I was born in New Westminster, British Columbia, but I’ve had the privilege of living in diverse locations in Canada. My elementary school years were spent in La Tuque, Quebec, and I remain grateful for the experiences there that indelibly shaped my character. In addition to many years spent living in various parts of BC, I spent seven years living in London, Ontario, while completing my PhD at the University of Western Ontario (Western). I now live in Ottawa with my partner and our dogs.
I completed an honors BA in philosophy at the University of Victoria (U-Vic) in Victoria, BC, in 1984 and subsequently an MA in philosophy at the University of British Columbia (UBC) in Vancouver in 1987. I attended Western from 1987 to 1994, where I focused on philosophy of science and early Analytic philosophy.
Throughout my career, teaching has been a passion. I began teaching as a graduate student in my second year of studies at Western (1988/1989). In my final year there (1993/1994) I was honored with the privilege of teaching two courses in the undergraduate honors stream, a first for a graduate student at that department. My first post-doctoral teaching appointment was a two-year leave replacement at Okanagan University College (now UBC Okanagan). In the following year (1996/1997) I taught at Simon Fraser University, Kwantlen University College, Langara College, and Douglas College before landing a permanent position at Capilano College (now Capilano University - CapU) in 1997. I taught at CapU for 11 years before resigning this position in 2008 to move to Ottawa where I worked briefly as a policy analyst for Health Canada. I re-engaged my teaching career in January 2009 at Langara College where I taught business ethics until the spring term of 2023, and I commenced teaching at the University of the Fraser Valley (UFV) in Fall 2009. I was Associate Professor of Philosophy there until my retirement in August 2023, and I am now Professor Emeritus.
At UFV, my teaching focused on the empiricist and analytic traditions, including advanced courses in the history of analytic philosophy and symbolic logic.
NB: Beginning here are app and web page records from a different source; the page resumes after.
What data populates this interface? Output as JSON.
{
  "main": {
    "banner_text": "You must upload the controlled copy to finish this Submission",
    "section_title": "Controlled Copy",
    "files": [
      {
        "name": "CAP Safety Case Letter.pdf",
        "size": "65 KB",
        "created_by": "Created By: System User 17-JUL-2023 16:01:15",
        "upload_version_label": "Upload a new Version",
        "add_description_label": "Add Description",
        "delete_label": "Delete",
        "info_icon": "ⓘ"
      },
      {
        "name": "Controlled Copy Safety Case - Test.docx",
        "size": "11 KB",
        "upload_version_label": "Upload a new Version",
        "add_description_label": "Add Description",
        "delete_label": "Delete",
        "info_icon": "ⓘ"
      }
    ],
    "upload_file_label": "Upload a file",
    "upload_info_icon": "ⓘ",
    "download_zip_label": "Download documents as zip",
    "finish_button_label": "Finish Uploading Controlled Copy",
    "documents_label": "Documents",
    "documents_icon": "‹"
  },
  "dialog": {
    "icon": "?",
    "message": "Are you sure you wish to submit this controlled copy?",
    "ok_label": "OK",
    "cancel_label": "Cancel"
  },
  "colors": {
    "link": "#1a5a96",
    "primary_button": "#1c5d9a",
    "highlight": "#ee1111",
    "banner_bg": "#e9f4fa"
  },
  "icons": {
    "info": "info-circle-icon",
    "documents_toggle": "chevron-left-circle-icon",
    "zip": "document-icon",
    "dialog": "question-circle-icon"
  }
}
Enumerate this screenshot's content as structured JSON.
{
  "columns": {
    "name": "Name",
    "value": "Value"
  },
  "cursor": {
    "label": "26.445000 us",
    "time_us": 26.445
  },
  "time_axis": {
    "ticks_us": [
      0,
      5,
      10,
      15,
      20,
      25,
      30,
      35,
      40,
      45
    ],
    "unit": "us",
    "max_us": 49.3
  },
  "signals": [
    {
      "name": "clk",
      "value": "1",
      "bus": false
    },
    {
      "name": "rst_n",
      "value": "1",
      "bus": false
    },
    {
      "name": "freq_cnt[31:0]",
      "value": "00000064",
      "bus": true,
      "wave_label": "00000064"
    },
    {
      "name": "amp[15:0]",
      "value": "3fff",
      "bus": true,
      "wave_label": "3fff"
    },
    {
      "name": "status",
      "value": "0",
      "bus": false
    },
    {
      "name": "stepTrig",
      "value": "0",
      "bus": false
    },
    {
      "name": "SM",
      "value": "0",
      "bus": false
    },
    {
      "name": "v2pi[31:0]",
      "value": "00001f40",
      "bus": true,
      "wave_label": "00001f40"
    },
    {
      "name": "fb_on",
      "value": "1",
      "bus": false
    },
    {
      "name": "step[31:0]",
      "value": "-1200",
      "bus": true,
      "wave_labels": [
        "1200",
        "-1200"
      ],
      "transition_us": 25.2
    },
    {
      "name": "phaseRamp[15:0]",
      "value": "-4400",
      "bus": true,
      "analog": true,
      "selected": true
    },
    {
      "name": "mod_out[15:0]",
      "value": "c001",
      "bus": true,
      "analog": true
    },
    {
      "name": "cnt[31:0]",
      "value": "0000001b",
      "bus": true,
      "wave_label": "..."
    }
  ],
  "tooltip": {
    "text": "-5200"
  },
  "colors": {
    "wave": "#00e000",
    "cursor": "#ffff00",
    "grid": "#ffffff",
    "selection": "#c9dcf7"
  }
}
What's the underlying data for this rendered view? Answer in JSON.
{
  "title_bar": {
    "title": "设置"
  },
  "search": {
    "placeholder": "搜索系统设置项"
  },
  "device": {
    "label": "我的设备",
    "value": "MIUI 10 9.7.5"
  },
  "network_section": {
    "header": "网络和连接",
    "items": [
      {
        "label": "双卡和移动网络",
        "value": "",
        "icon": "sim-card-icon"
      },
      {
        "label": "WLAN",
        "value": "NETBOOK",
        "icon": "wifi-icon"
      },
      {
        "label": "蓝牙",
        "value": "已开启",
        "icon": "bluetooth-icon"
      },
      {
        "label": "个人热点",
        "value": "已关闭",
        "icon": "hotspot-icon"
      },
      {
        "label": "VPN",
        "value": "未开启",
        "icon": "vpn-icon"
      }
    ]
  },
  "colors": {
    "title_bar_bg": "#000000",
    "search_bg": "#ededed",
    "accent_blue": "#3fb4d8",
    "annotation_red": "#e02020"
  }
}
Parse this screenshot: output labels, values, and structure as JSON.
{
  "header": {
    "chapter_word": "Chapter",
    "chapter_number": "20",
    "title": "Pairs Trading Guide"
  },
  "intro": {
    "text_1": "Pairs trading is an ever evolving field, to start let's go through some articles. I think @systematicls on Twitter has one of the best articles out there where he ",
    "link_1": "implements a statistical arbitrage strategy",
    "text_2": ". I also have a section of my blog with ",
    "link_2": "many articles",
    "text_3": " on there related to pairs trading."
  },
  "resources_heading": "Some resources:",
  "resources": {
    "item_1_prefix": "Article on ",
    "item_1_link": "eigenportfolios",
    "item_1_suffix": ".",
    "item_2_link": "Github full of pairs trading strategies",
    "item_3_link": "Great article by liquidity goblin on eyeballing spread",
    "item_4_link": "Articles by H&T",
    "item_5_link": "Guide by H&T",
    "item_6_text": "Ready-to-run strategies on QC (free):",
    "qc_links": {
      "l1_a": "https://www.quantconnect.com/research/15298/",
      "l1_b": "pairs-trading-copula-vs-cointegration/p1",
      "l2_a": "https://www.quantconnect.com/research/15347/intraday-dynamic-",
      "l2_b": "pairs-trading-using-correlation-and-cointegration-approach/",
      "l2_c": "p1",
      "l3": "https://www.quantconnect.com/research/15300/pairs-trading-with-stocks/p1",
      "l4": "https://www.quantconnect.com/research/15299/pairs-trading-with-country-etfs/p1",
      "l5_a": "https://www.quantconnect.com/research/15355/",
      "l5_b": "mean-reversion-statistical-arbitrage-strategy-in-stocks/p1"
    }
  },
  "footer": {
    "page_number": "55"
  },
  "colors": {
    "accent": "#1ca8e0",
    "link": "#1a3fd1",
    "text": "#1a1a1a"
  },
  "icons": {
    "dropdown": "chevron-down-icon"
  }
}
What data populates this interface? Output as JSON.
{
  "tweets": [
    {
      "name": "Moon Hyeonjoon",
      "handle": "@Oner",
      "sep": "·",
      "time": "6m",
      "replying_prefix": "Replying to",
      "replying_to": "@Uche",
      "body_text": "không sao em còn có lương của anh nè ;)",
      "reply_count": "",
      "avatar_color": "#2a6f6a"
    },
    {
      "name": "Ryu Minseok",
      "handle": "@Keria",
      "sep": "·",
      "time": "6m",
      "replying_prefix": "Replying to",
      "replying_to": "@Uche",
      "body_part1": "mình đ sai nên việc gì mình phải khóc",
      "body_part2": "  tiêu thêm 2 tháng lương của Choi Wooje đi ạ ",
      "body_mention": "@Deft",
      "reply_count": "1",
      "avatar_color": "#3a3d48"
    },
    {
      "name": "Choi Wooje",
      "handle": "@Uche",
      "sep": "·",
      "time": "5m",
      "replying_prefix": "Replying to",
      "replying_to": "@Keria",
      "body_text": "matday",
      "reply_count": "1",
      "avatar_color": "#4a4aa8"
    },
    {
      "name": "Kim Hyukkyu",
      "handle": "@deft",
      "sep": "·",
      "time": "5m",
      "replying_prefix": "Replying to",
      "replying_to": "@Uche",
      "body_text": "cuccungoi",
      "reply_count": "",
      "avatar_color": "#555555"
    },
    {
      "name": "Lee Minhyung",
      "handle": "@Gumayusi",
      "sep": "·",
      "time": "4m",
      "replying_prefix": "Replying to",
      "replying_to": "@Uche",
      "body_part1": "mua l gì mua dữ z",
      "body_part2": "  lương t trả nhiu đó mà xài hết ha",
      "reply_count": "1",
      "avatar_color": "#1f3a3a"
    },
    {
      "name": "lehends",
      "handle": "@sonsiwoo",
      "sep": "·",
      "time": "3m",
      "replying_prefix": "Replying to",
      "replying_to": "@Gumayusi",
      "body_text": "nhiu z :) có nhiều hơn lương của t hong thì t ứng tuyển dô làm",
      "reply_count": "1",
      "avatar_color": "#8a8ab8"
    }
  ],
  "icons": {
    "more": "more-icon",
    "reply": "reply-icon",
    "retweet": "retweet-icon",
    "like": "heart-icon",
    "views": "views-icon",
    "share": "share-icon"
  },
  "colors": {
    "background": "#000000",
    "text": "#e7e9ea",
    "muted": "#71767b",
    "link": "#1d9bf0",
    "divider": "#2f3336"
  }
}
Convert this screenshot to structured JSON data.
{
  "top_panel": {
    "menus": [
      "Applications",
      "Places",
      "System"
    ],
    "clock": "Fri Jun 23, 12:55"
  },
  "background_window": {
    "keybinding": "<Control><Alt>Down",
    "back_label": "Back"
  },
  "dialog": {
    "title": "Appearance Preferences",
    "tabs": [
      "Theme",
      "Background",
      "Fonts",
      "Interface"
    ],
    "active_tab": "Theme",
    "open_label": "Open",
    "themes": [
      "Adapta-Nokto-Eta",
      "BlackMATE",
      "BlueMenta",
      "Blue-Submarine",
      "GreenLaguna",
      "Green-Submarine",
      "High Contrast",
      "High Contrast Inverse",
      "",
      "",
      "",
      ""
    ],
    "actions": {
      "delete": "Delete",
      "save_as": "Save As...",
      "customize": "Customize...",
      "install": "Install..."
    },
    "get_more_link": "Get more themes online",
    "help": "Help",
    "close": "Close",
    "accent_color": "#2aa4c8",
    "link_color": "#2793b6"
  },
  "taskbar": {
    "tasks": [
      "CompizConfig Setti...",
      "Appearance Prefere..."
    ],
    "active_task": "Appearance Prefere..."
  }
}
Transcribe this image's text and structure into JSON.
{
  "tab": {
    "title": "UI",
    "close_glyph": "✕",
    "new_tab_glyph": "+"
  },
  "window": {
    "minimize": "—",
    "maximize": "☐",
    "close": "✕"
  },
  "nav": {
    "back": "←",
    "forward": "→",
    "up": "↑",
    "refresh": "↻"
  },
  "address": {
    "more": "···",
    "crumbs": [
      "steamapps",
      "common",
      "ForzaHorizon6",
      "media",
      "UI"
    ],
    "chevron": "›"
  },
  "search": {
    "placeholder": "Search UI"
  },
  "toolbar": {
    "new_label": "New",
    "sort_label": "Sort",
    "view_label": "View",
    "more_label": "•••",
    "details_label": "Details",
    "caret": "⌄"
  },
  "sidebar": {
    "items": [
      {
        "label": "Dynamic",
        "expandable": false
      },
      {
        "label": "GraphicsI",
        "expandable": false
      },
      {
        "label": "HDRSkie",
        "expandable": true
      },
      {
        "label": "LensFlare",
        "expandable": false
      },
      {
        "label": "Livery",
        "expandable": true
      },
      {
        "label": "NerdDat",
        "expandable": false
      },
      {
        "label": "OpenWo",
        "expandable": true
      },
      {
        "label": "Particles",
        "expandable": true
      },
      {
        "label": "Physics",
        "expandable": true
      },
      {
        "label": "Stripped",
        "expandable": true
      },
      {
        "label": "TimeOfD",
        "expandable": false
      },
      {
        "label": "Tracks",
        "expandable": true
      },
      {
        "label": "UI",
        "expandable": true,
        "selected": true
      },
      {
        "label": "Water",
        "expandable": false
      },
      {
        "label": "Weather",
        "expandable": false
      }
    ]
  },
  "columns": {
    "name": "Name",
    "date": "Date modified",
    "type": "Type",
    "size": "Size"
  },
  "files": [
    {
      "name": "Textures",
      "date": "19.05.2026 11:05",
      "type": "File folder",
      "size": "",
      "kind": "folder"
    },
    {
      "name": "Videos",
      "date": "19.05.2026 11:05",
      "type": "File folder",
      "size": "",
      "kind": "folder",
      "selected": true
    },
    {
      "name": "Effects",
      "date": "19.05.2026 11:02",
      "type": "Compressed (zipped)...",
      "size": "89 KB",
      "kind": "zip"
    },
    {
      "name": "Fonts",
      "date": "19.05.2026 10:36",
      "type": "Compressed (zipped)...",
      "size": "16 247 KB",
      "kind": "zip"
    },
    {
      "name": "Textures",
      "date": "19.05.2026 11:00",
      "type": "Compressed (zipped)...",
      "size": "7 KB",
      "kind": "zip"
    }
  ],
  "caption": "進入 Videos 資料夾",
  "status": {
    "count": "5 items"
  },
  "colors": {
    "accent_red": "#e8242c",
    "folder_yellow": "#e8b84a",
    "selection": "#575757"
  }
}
In addition, I created and developed a course titled, PHIL412: Corporations, Globalization, and Ethics. This course was the inspiration for my recent book, A Philosopher’s Guide to Natural Capitalism: A Sustainable Future Within Reach (Routledge, 2024). The course and the book are deeply reflective of my interests and passions: issues arising out of the globalization of consumer capitalism, including inequality of opportunity, diminished democracy, environmental damage, worker exploitation, economic imperialism, and climate change, and sustainability. In regard to the latter, I am particularly concerned about the welfare of wildlife as a result of habitat loss and the welfare of animals generally as a result of exploitive, mass-production agricultural practices. I continue to work actively in these subject areas, conducting research, attending conferences, and publishing.
Outside of work, I am keenly interested in fitness (cycling and weightlifting are my preferred activities), photography, and music. With photography, I focus on the interface of the artefactual world of humans and the natural world, and I like to work with texture and shading in the context of black & white photos. I am planning a long-term photo essay to document the effects of climate change in the Ottawa area. My interests in music are diverse. I like rock, particularly progressive rock, but I also love country, blues, jazz, power pop, and classical. I play drums and guitar, and I have a personal music collection of several thousand titles (vinyl records, CDs, and digital).